Our Pledge To You


Yo, Notre Dame: Just how bad is this thing going to get?

Is it possible to take in a Saturday of college football while immersing oneself in a Cubs foray into the National League Championship Series? Yes. Well, no. Let’s go with sort of. Takeaways from Week 7:

1. We’re going to have to start looking at just how bad it might get for Notre Dame. The Irish are 2-5 after Saturday’s 17-10 defeat at home against Christian McCaffrey-less Stanford. Coach Brian Kelly pulled quarterback DeShone Kizer from this one, replacing him with Malik Zaire to no avail. The Irish defense showed up for a change, but it wasn’t enough.

For a team thought to be a playoff contender heading into the season, everything is awful.

So let’s consider the Charlie Weis-led hideous 3-9 campaign of 2007 as the low bar. Are these Irish possibly that sorry, that dysfunctional, that embarrassing to an iconic football brand?

Notre Dame's good name is getting dragged all over the place. (AP/Michael Conroy)

Short answer: Yeah, maybe.

The remaining schedule — vs. Miami, at Navy, vs. Army, vs. Virginia Tech, at USC — is far more arduous than it appeared heading into the season. One must wonder how negative the culture is right now behind Notre Dame’s football walls.

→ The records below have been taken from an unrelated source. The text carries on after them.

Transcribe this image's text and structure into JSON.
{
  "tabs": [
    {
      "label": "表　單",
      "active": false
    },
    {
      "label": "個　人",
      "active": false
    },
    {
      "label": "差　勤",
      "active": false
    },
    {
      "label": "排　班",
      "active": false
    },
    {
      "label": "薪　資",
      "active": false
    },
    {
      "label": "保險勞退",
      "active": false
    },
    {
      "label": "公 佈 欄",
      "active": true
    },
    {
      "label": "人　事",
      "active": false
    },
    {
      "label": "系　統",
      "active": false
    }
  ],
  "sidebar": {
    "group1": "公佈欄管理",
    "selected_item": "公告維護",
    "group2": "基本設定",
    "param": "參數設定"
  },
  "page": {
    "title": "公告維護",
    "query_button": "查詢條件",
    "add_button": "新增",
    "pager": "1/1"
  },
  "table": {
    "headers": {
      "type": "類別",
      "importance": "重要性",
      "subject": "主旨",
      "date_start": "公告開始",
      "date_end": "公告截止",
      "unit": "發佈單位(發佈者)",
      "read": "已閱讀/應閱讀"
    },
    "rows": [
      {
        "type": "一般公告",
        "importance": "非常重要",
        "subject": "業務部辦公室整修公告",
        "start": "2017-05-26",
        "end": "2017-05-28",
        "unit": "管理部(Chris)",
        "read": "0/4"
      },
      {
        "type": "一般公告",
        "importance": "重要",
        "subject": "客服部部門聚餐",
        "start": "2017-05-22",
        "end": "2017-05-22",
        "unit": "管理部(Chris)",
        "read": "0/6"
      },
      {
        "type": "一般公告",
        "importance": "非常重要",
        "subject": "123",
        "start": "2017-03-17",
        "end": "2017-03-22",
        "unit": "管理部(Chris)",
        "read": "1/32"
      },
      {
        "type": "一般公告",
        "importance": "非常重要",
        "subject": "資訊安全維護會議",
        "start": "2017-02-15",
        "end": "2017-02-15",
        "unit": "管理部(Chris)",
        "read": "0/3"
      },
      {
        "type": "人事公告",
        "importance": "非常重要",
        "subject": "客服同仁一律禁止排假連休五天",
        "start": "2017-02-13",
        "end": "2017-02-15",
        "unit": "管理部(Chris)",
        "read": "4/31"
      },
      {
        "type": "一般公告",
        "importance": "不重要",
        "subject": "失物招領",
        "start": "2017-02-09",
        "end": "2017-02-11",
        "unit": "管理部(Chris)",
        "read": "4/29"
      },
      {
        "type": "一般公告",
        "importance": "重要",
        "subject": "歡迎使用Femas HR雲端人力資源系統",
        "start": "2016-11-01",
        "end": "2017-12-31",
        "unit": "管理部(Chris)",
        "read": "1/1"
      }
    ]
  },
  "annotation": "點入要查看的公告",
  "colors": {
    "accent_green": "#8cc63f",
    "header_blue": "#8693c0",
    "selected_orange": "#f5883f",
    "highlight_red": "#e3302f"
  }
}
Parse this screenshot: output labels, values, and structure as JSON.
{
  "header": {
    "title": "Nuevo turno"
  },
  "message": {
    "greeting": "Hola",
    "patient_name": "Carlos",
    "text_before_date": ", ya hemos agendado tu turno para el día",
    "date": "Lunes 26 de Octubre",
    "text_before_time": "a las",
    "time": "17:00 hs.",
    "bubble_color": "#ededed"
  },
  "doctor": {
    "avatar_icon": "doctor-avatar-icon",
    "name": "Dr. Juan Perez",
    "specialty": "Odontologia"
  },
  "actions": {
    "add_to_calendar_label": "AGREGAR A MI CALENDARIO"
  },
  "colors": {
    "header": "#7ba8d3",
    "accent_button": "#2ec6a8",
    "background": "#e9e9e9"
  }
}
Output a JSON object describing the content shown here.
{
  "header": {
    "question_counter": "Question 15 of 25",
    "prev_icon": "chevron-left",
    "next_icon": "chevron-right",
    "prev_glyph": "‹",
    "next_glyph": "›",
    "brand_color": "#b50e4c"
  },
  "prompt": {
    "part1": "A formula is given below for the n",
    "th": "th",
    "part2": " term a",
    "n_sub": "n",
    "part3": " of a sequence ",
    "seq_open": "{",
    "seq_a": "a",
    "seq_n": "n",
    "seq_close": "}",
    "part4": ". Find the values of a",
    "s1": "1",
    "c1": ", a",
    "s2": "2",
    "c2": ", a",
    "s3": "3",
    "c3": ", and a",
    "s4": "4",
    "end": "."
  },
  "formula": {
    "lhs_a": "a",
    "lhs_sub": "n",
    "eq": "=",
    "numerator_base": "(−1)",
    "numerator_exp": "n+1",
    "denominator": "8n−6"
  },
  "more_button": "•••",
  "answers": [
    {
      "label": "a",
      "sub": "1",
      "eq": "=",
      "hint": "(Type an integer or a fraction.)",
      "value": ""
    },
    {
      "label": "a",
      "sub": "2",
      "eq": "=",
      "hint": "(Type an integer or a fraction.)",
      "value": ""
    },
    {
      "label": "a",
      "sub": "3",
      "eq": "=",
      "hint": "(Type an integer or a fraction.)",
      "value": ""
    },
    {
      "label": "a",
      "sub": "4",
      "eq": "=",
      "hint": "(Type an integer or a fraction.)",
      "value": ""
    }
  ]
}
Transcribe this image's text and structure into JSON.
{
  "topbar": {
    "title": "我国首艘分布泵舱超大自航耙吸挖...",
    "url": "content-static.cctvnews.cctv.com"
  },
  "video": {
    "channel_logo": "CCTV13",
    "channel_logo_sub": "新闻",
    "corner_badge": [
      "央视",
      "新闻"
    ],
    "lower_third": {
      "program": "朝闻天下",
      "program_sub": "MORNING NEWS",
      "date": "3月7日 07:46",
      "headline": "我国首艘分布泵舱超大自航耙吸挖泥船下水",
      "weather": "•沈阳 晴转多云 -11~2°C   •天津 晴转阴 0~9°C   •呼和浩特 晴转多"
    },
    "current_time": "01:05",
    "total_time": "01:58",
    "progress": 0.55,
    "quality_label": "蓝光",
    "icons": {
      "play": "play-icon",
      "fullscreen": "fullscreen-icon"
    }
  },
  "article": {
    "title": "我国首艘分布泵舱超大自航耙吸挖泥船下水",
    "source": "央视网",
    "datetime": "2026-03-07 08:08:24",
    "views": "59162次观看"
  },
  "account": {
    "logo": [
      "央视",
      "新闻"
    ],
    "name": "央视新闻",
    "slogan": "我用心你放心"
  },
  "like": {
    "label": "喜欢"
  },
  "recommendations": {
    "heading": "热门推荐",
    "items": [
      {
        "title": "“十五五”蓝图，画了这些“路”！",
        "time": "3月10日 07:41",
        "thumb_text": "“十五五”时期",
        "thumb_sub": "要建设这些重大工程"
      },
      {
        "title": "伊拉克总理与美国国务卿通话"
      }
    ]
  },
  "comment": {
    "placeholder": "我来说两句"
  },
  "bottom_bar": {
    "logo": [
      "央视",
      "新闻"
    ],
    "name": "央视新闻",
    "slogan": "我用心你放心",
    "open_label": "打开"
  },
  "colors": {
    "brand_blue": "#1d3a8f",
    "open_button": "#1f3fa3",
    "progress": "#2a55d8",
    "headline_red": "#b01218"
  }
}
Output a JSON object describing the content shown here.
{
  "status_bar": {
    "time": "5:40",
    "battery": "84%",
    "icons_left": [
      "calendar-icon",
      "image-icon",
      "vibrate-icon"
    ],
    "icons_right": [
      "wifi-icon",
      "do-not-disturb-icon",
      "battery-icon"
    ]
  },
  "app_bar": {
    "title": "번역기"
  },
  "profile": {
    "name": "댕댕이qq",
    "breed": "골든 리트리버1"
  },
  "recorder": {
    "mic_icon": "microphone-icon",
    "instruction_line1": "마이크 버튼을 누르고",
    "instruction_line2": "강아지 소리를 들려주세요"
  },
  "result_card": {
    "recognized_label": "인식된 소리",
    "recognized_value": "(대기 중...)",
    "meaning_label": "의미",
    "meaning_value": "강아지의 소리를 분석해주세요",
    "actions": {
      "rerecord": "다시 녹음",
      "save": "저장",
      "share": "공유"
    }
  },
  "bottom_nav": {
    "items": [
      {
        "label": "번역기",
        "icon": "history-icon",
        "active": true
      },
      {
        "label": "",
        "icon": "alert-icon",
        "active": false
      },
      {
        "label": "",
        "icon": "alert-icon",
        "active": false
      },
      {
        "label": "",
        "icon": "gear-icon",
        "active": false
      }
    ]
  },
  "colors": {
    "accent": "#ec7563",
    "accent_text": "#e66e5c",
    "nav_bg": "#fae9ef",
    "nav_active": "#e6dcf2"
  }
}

2. A couple of hours down the road in West Lafayette, Ind., Purdue is in the market for a new head coach. Apparently, winning at Illinois — which Darrell Hazell did both times he visited — wasn’t a job-saver.

Some call the Purdue job a career-killer. Will Western Michigan’s P.J. Fleck agree? Fleck would be an ideal candidate, though Illinois State’s Brock Spack might be the guy. He’s a Purdue alum who was Joe Tiller’s defensive coordinator for over a decade at the school.

3. Alabama 49, Tennessee 10. Anybody voting for a different No. 1 in the polls is full of it. Oh, and there’s Lane Kiffin. The Tide’s controversial offensive coordinator has helped beat the schools that fired him as head coach — USC and Tennessee — by a combined score of 101-16. Kiffin oozes talent as a coach. Unfortunately, that’s not all he oozes. But he’ll have another head job in 2017 if he wants one.

4. Wisconsin, a loser in overtime to Ohio State, now has taken two for the “team,” if we can call the Big Ten that. Both Michigan and OSU have been extended to the maximum by the Badgers, and both are better off for it. When one or both teams make the playoff, the Badgers will have had something to do with it.

5. Meanwhile, somebody has to win the Big Ten West. If Wisconsin has anything left in the tank next week at Iowa, it could end up being the Badgers; they host current unbeaten Nebraska the following weekend. The Huskers still have to play at Ohio State. Iowa, with one league defeat, still has Michigan on the schedule. However it shakes out, the West clearly is improving and is holding up its end of the bargain.

6. And how about Northwestern? The Wildcats are 2-1 in league play after consecutive road victories — and 92 points scored — at Iowa and Michigan State. They have turned their season around and are squarely in the West race, too. Is anyone calling for offensive coordinator Mick McCall’s job now?

7. Congrats to Lovie Smith on his first Big Ten victory at Illinois, a 24-7 affair at mind-numbingly bad Rutgers. Hate to dampen the party, but there does have to be concern about Smith’s apparent discomfort with game management at the college level. Not Smith’s first clear flub of the season, this time he neglected to use his timeouts in the final minute of the first half and turned an obvious scoring opportunity into a missed long field goal attempt. It was a bad look.

8. West Virginia is sneaky-good and the quietest unbeaten team in the country. Keep an eye on the Mountaineers in the Big 12.

9. Former Northern Illinois coach Dave Doeren is doing bang-up work at North Carolina State, which lost in overtime at third-ranked Clemson. The Wolfpack were soft for a long time. They’re tough and dangerous now.

10. Georgia lost at home to Vanderbilt — unthinkable. First-year head coach Kirby Smart, former defensive coordinator to Nick Saban at Alabama, is the apparent successor to Will Muschamp as the great DC who may not be cut out for being an HC.

Follow me on Twitter @slgreenberg.

Email: sgreenberg@suntimes.com